The amount of institutional failure involved in the failure to stop Larry Nassar is truly staggering. MSU and USA Gymnastics deserve all the criticism they’ve gotten and much more, but there’s also federal law enforcement:
For more than a year, an F.B.I. inquiry into allegations that Lawrence G. Nassar, a respected sports doctor, had molested three elite teenage gymnasts followed a plodding pace as it moved back and forth among agents in three cities. The accumulating information included instructional videos of the doctor’s unusual treatment methods, showing his ungloved hands working about the private areas of girls lying facedown on tables.
But as the inquiry moved with little evident urgency, a cost was being paid. The New York Times has identified at least 27 girls and women who say that Dr. Nassar molested them between July 2015, when he first fell under F.B.I. scrutiny, and September 2016, when he was exposed by an Indianapolis Star investigation. Some are among the youngest of the now-convicted predator’s many accusers — 265, and counting.
The three alleged victims then at the center of the F.B.I.’s inquiry were world-class athletes; two were Olympic gold medalists. Nearly a year passed before agents interviewed two of the young women.
The silence at times drove the victims and their families to distraction, including Gina Nichols, the mother of the gymnast initially known as “Athlete A”: Maggie Nichols, who was not contacted by the F.B.I. for nearly 11 months after the information she provided sparked the federal inquiry.
“I never got a phone call from the police or the F.B.I.” during that time, Gina Nichols, a registered nurse, said. “Not one person. Not one. Not one. Not one.”
Well, slow-walking an investigation into a serial sexual abuser hardly seems like a firable offense, unlike refusing to violate protocol and make confirming that redundant emails were immaterial to a closed investigation into a trivial offense a five-alarm priority.
All Larry Nassar had to do to get investigators off his case in 2004 was say he was doing medical treatment, according to police documents released by Meridian Township police. The reports, released today, catalogue the steps police took when Brianne Randall (now Brianne Randall-Gay) came to them with her mother in 2004, saying Nassar had touched her breasts and tried to penetrate her vagina with his fingers during an exam. According to the records, Nassar—who is expected to spend the rest of his life in prison following his guilty pleas on multiple counts of criminal sexual conduct—told officers that what he was doing was medical treatment. He gave them a PowerPoint presentation to prove it. And they believed him, closing the case soon afterward without talking to anyone else. The final notation in the report is a call to Randall-Gay’s mother, telling her the case will be closed.
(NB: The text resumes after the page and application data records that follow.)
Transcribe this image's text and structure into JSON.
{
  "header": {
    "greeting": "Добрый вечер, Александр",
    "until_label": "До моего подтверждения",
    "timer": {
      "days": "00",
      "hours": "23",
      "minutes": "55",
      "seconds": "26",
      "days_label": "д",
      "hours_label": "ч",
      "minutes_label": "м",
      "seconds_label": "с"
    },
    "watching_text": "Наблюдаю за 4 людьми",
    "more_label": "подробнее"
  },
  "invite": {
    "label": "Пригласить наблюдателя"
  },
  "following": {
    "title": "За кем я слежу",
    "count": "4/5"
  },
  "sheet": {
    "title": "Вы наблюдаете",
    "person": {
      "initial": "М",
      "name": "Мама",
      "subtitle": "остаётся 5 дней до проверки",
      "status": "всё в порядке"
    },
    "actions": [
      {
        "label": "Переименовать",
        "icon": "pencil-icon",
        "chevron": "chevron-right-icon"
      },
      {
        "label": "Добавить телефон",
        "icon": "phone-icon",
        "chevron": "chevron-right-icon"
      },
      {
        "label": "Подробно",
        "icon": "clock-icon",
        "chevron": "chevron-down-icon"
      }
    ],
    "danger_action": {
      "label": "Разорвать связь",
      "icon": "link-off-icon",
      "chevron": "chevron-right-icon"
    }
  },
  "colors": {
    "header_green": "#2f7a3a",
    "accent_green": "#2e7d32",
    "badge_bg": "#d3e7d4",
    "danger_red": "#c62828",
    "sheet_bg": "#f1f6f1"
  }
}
How many women told law enforcement officials a similar story — Nassar digitally penetrating them without gloves and lubrication and fondling their breasts and buttocks, all without any advance warning let alone consent — and in response received no investigation beyond taking Nassar’s word for it, despite the extraordinary implausibility of the idea that this was legitimate treatment for sports injuries? I’ve lost count, but it’s a substantial number. Patriarchy is a hell of a drug.